- Exercise directions -
All lines from the one with "Convert this screenshot" through the final line below are to be reproduced exactly; omit the others.

Element data from apps and pages
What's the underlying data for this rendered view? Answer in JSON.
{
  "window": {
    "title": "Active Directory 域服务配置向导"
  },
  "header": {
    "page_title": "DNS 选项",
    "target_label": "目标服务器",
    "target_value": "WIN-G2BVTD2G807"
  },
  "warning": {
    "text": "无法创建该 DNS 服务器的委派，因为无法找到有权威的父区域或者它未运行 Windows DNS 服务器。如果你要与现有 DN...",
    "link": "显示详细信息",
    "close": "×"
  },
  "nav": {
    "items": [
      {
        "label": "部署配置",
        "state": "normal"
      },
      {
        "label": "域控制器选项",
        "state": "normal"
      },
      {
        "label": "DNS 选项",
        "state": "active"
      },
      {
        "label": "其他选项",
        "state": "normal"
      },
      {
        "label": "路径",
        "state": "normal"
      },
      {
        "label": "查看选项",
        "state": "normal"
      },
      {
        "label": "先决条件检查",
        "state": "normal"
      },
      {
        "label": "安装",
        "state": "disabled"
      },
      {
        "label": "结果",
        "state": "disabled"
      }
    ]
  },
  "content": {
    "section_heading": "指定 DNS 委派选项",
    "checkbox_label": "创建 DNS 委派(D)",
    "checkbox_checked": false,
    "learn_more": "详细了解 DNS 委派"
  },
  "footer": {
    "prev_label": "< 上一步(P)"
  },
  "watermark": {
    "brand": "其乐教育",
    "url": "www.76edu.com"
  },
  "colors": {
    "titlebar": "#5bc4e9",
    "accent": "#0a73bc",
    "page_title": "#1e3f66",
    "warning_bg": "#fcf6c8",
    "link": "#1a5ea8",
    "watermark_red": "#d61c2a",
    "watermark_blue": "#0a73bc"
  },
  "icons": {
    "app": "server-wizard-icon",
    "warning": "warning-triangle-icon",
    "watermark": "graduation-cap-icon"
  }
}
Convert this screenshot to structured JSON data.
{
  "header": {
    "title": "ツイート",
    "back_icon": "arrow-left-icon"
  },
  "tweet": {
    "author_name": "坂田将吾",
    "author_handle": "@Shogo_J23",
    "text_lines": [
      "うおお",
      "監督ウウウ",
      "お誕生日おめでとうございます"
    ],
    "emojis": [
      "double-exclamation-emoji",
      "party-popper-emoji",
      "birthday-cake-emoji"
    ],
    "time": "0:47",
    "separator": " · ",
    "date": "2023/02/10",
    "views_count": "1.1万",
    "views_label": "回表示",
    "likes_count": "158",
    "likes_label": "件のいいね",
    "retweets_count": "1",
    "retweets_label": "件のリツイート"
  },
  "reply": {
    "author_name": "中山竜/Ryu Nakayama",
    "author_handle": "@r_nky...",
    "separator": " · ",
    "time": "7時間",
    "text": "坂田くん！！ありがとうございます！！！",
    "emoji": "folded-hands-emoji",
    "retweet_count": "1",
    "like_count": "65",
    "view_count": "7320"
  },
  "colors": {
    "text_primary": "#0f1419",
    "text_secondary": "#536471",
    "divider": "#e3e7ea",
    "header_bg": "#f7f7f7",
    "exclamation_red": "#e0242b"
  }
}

- Solved problem -
Convert this screenshot to structured JSON data.
{
  "header": {
    "title": "ツイート",
    "back_icon": "arrow-left-icon"
  },
  "tweet": {
    "author_name": "坂田将吾",
    "author_handle": "@Shogo_J23",
    "text_lines": [
      "うおお",
      "監督ウウウ",
      "お誕生日おめでとうございます"
    ],
    "emojis": [
      "double-exclamation-emoji",
      "party-popper-emoji",
      "birthday-cake-emoji"
    ],
    "time": "0:47",
    "separator": " · ",
    "date": "2023/02/10",
    "views_count": "1.1万",
    "views_label": "回表示",
    "likes_count": "158",
    "likes_label": "件のいいね",
    "retweets_count": "1",
    "retweets_label": "件のリツイート"
  },
  "reply": {
    "author_name": "中山竜/Ryu Nakayama",
    "author_handle": "@r_nky...",
    "separator": " · ",
    "time": "7時間",
    "text": "坂田くん！！ありがとうございます！！！",
    "emoji": "folded-hands-emoji",
    "retweet_count": "1",
    "like_count": "65",
    "view_count": "7320"
  },
  "colors": {
    "text_primary": "#0f1419",
    "text_secondary": "#536471",
    "divider": "#e3e7ea",
    "header_bg": "#f7f7f7",
    "exclamation_red": "#e0242b"
  }
}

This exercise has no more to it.